by
Utah Code prohibits subsequent state prosecution of the “same offense” for which defendant was convicted in federal court. Robertson was convicted by the federal government for possession of child pornography. The state subsequently charged him with 20 counts of sexual exploitation of a minor based on the same conduct. Robertson cited Utah Code section 76-1-404: [i]f a defendant‘s conduct establishes the commission of one or more offenses within the concurrent jurisdiction of this state and of another jurisdiction, federal or state, the prosecution in the other jurisdiction is a bar to a subsequent prosecution in this state if . . . the former prosecution resulted in an acquittal, conviction, or termination . . . and the subsequent prosecution is for the same offense. The Utah Supreme Court’s interpretation of section 404, in State v. Franklin, permitted subsequent prosecutions by different sovereigns, for the same offense. The court of appeals affirmed Robertson‘s convictions. The supreme court reversed, overruling Franklin and holding that the statute’s use of the phrase “same offense” is an express rejection of the dual sovereignty doctrine. Section 404 requires courts to employ only the Blockburger-Sosa test: two offenses are not the same if each requires proof of an element that the other does not. Section 404, properly interpreted, prohibits the state from prosecuting Robertson. View "State v. Robertson" on Justia Law

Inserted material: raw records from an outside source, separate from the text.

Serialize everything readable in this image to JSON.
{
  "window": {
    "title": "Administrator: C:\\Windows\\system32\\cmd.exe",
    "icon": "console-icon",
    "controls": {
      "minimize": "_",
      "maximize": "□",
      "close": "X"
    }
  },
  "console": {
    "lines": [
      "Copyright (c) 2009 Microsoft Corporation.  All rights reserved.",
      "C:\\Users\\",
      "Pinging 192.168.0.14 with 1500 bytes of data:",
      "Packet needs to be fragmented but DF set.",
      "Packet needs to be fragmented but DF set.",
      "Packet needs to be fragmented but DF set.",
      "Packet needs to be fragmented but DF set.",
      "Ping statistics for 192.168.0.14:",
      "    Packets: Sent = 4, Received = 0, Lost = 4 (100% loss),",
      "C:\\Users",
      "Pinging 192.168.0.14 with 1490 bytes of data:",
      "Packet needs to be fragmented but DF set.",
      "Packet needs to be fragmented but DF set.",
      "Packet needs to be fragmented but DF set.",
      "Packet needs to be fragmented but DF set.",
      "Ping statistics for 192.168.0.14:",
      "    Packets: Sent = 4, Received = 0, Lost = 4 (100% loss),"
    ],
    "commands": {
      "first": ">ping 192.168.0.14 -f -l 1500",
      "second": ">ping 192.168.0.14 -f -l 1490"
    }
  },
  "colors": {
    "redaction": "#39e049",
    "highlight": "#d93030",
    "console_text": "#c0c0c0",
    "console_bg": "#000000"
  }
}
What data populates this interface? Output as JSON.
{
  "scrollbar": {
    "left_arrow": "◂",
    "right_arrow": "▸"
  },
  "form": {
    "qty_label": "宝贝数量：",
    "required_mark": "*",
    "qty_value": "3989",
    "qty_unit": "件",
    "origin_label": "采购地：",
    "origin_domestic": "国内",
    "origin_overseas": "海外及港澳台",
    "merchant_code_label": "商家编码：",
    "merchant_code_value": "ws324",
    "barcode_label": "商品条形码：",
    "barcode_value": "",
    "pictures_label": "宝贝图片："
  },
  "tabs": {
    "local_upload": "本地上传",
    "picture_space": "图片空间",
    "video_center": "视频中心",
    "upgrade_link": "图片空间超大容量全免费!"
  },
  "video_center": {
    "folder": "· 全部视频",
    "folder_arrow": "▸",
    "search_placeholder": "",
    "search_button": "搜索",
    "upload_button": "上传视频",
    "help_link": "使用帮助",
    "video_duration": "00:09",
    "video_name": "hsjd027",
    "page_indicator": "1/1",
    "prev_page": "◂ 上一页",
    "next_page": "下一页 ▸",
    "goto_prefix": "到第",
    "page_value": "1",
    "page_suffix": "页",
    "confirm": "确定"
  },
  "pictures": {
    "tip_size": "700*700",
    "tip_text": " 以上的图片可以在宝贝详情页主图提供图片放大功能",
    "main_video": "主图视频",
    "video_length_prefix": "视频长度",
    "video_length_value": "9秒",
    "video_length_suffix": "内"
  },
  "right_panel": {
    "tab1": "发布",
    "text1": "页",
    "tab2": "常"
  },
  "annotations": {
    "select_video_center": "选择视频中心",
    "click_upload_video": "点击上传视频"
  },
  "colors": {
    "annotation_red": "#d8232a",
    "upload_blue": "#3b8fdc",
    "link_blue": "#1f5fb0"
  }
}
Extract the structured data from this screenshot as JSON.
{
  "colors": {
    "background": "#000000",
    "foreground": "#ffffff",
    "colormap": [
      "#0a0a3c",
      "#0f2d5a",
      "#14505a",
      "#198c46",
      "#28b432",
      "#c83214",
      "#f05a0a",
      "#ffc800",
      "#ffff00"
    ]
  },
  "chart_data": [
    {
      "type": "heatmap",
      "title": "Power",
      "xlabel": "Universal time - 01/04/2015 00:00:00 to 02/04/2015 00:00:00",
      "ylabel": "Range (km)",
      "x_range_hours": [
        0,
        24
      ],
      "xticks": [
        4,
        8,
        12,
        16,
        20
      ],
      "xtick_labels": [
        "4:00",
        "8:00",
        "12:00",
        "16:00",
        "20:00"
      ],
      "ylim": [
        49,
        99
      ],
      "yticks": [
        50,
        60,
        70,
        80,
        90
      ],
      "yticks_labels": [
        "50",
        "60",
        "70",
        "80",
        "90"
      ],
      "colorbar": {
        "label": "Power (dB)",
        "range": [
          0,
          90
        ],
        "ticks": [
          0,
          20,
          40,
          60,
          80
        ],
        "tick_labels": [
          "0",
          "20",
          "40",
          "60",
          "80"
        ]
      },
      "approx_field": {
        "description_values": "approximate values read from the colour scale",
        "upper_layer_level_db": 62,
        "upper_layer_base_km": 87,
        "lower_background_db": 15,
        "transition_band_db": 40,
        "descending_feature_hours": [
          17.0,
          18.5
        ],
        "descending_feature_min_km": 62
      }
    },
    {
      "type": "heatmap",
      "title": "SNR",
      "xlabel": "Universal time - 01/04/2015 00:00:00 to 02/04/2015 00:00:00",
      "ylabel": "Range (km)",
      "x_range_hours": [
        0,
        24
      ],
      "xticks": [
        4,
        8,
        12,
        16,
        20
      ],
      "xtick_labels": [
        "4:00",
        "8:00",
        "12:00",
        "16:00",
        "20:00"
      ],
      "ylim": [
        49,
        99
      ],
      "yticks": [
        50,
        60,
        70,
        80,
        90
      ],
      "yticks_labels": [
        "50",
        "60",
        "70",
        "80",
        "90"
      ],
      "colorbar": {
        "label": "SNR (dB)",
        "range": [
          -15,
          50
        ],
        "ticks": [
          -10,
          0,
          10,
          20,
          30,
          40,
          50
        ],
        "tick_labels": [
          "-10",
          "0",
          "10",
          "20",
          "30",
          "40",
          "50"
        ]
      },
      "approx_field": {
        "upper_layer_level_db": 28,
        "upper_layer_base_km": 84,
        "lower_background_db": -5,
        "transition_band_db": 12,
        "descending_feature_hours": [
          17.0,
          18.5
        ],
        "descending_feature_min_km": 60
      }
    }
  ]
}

Posted in: Criminal Law

by
The Supreme Court reversed the district court’s order granting Defendant’s motion to suppress the evidence obtained after a law enforcement officer stopped a vehicle for a traffic violation and searched Defendant, a passenger, incident to his arrest on an outstanding arrest warrant. The district court had concluded that the trooper had violated Defendant’s Fourth Amendment rights when he asked to see Defendant’s identification and ran a warrants check without reasonable suspicion that Defendant had committed or was about to commit a crime. The Supreme Court disagreed, holding that the officer’s seconds-long extension of the lawful traffic stop to request Defendant’s identification did not unreasonably prolong the detention and that officer safety concerns justified the “negligibly burdensome extension of the traffic stop[.]” View "State v. Martinez" on Justia Law